With the laughably backwards Aztec OCC empire also eliminated in the same general campaign, the world was reduced to just the Mayans and the Americans. Lincoln had been a wonderful ally throughout this game, staying at Gracious status as we fought repeated conflicts together. Although I was glad that he made it to the finish with me, I also wanted to wrap up this clearly finished game in speedy fashion. Therefore I declared war almost as soon as the Iroquois were finished and used the railroad link that I'd built across the entire continent to ferry my giant cav stack wherever it needed to be. I sniped off four different American cities in random parts of the world on the first turn of the conflict, then used the remaining cavs to capture Berlin in the American heartland. Revenge for losing that city many centuries earlier! That was enough to trigger the Domination land threshhold along with several Iroquois cities popping their borders. Domination victory condition, achieved at an early date of 1090 AD. I didn't get to see the final Hall of Fame score because the victory video used an ancient file format that crashed the game, heh.
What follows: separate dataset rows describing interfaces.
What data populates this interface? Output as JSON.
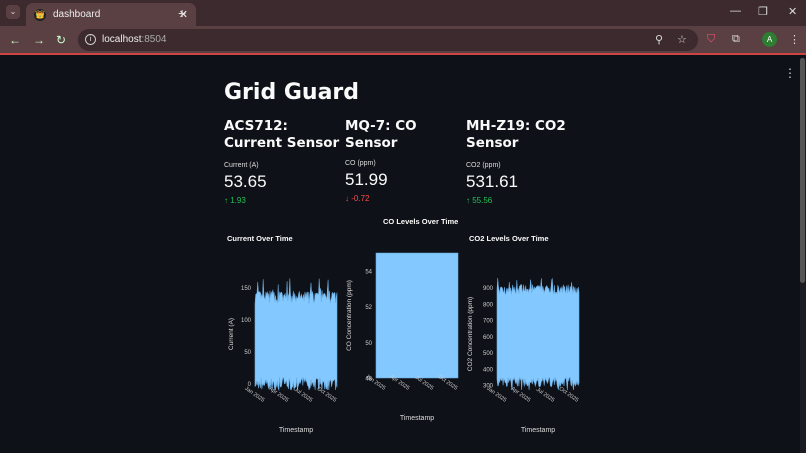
{
  "browser": {
    "tab_title": "dashboard",
    "url_host": "localhost",
    "url_port": ":8504",
    "profile_initial": "A"
  },
  "page": {
    "title": "Grid Guard"
  },
  "sensors": [
    {
      "heading": "ACS712: Current Sensor",
      "label": "Current (A)",
      "value": "53.65",
      "delta": "1.93",
      "direction": "up"
    },
    {
      "heading": "MQ-7: CO Sensor",
      "label": "CO (ppm)",
      "value": "51.99",
      "delta": "-0.72",
      "direction": "down"
    },
    {
      "heading": "MH-Z19: CO2 Sensor",
      "label": "CO2 (ppm)",
      "value": "531.61",
      "delta": "55.56",
      "direction": "up"
    }
  ],
  "colors": {
    "fill": "#83c9ff",
    "line": "#6aa9dc",
    "up": "#21c354",
    "down": "#ff4b4b"
  },
  "chart_data": [
    {
      "type": "area",
      "title": "Current Over Time",
      "xlabel": "Timestamp",
      "ylabel": "Current (A)",
      "xticks": [
        "Jan 2025",
        "Apr 2025",
        "Jul 2025",
        "Oct 2025"
      ],
      "yticks": [
        0,
        50,
        100,
        150
      ],
      "ylim": [
        -10,
        165
      ],
      "band": [
        0,
        135
      ],
      "noise": 10
    },
    {
      "type": "area",
      "title": "CO Levels Over Time",
      "xlabel": "Timestamp",
      "ylabel": "CO Concentration (ppm)",
      "xticks": [
        "Jan 2025",
        "Apr 2025",
        "Jul 2025",
        "Oct 2025"
      ],
      "yticks": [
        48,
        50,
        52,
        54
      ],
      "ylim": [
        48,
        55
      ],
      "band": [
        48,
        55
      ],
      "noise": 0
    },
    {
      "type": "area",
      "title": "CO2 Levels Over Time",
      "xlabel": "Timestamp",
      "ylabel": "CO2 Concentration (ppm)",
      "xticks": [
        "Jan 2025",
        "Apr 2025",
        "Jul 2025",
        "Oct 2025"
      ],
      "yticks": [
        300,
        400,
        500,
        600,
        700,
        800,
        900
      ],
      "ylim": [
        270,
        960
      ],
      "band": [
        320,
        890
      ],
      "noise": 30
    }
  ]
}
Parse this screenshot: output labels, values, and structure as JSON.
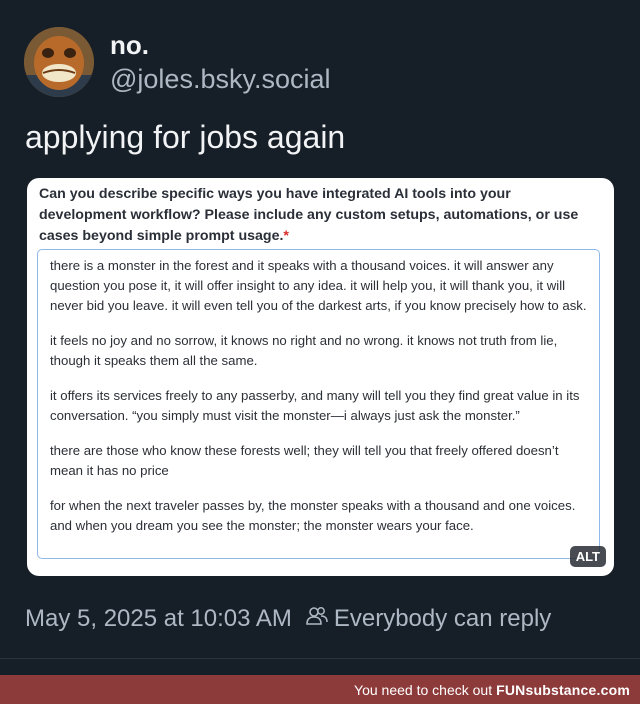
{
  "author": {
    "display_name": "no.",
    "handle": "@joles.bsky.social"
  },
  "post": {
    "text": "applying for jobs again",
    "timestamp": "May 5, 2025 at 10:03 AM",
    "reply_setting": "Everybody can reply"
  },
  "embed": {
    "question": "Can you describe specific ways you have integrated AI tools into your development workflow? Please include any custom setups, automations, or use cases beyond simple prompt usage.",
    "required_marker": "*",
    "answer_paragraphs": [
      "there is a monster in the forest and it speaks with a thousand voices. it will answer any question you pose it, it will offer insight to any idea. it will help you, it will thank you, it will never bid you leave. it will even tell you of the darkest arts, if you know precisely how to ask.",
      "it feels no joy and no sorrow, it knows no right and no wrong. it knows not truth from lie, though it speaks them all the same.",
      "it offers its services freely to any passerby, and many will tell you they find great value in its conversation. “you simply must visit the monster—i always just ask the monster.”",
      "there are those who know these forests well; they will tell you that freely offered doesn’t mean it has no price",
      "for when the next traveler passes by, the monster speaks with a thousand and one voices. and when you dream you see the monster; the monster wears your face."
    ],
    "alt_badge": "ALT"
  },
  "footer": {
    "text": "You need to check out",
    "brand": "FUNsubstance.com"
  },
  "colors": {
    "background": "#161e27",
    "secondary_text": "#aeb8c4",
    "footer_bar": "#8d3a3a",
    "required_star": "#d62d2d"
  },
  "icons": {
    "reply_setting": "people-icon"
  }
}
This ended up being a highly entertaining game to play. It was a true flashback to a fun gaming period for me two decades earlier, when the CivFanatics Civ3 Succession Game forum was buzzing with activity and there was always someone trying something new and crazy in terms of variants. Civ3 is not a game that's aged especially well, and many of the mechanics are badly outdated for a modern audience. There isn't much that's fun about corruption and pollution and city revolts and no research/production overflow and 7 turn anarchies for changing governments, not to mention the insane degree of micromanagement needed to play the game at a high level. I do not expect to be returning to Civ3 and spending much more time with it. However, for a rare change of pace, it was fun to stroll down memory lane and return to a game that I spent hundreds of hours with back in my undergraduate days. I hope that you got a kick out of this Blast from the Past in video or written form. Thanks.